  3. ^ La Corte, Rachel (March 16, 2013). "Former Wash. Gov. Booth Gardner dies". The Seattle Times. Archived from the original on March 1, 2014.
  4. ^ "Wealthy Washingtonian Norton Clapp Dies". The Spokesman-Review. Associated Press. April 25, 1995. Retrieved August 11, 2021.
  5. ^ Luebker, Earl (April 28, 1976). "Tides making fans believe soccer exists". The News Tribune. p. B1. Retrieved August 11, 2021 – via
  6. ^ Farber, Stan (June 20, 1984). "Between speeches, Gardner coaches a soccer power". The News Tribune. p. D1.
  7. ^ Boehm, Charles (July 30, 2015). "The strange but true story of the Caribous of Colorado and their unforgettable fringe uniforms". Major League Soccer. Retrieved August 11, 2021.
  8. ^ "THE 1988 ELECTIONS: West; WASHINGTON". The New York Times. November 9, 1988. Retrieved August 15, 2021.
  9. ^ Egan, Timothy (March 21, 1992). "Washington Governor Signs Measure on Obscene Music". The New York Times. Retrieved July 6, 2019.
  10. ^ Postman, David (February 7, 2006), "Ex-governor backs initiative to legalize assisted suicide", The Seattle Times
  11. ^ Tu, Janet I. (November 5, 2008), "'Death with dignity' act passes", The Seattle Times, archived from the original on February 6, 2009
  12. ^ Tu, Janet I. (February 11, 2009), "Rules governing state's Death With Dignity law debated", The Seattle Times, archived from the original on February 15, 2009
  13. ^ Bergner, Daniel (December 2, 2007), "Death in the Family", The New York Times
  14. ^ Oscars, Nominees (February 2010). "2009 Oscar Nominees". USA: Oscars. Retrieved February 21, 2010.
  15. ^ Shaw, Linda (December 9, 2005), "Former governor now opposing WASL test for diploma", The Seattle Times, archived from the original on March 10, 2007
  16. ^ "Former Wash. Gov. Booth Gardner Dies". ABC News. Retrieved March 16, 2013.

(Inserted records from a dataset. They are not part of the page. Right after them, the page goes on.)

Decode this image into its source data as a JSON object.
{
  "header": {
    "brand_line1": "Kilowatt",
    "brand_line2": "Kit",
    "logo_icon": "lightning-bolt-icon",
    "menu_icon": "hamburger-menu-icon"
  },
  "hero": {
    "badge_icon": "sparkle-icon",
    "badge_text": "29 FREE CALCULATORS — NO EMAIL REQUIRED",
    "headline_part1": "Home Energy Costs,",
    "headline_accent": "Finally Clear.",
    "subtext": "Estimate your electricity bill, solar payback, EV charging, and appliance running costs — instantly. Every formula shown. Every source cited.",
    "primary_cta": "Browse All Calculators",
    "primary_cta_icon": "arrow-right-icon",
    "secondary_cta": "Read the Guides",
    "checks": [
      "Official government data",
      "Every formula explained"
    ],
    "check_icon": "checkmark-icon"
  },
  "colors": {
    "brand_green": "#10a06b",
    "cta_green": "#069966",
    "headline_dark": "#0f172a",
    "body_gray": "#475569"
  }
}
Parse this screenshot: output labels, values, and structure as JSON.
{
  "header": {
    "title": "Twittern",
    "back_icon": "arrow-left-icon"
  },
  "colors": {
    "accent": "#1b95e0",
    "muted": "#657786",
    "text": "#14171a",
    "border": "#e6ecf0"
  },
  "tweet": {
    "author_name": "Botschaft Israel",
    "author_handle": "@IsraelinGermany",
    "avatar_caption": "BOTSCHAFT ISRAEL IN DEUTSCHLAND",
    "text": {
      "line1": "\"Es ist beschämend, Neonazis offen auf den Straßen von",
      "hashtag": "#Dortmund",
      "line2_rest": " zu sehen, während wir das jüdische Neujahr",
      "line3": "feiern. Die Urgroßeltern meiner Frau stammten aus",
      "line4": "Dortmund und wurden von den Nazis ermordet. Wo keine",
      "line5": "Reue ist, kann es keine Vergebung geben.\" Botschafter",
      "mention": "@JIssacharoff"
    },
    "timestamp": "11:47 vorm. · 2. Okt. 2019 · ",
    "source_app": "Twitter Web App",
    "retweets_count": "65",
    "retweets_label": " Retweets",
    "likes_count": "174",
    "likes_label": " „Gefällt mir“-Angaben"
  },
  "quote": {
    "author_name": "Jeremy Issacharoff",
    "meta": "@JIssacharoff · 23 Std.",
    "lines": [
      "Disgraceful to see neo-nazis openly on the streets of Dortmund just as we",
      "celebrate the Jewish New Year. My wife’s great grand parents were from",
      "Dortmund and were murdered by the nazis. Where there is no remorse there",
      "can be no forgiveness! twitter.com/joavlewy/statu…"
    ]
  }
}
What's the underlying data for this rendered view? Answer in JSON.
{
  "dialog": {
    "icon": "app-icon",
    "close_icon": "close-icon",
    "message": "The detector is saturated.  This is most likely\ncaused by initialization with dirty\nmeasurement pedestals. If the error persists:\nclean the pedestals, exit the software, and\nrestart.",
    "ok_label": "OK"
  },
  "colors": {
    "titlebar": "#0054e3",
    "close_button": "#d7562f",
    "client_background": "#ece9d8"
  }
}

External links[edit]

Media related to Booth Gardner at Wikimedia Commons

Political offices
New office Executive of Pierce County
Succeeded by
Preceded by Governor of Washington
Succeeded by
Preceded by Chair of the National Governors Association
Succeeded by
Party political offices
Preceded by Democratic nominee for Governor of Washington
1984, 1988
Succeeded by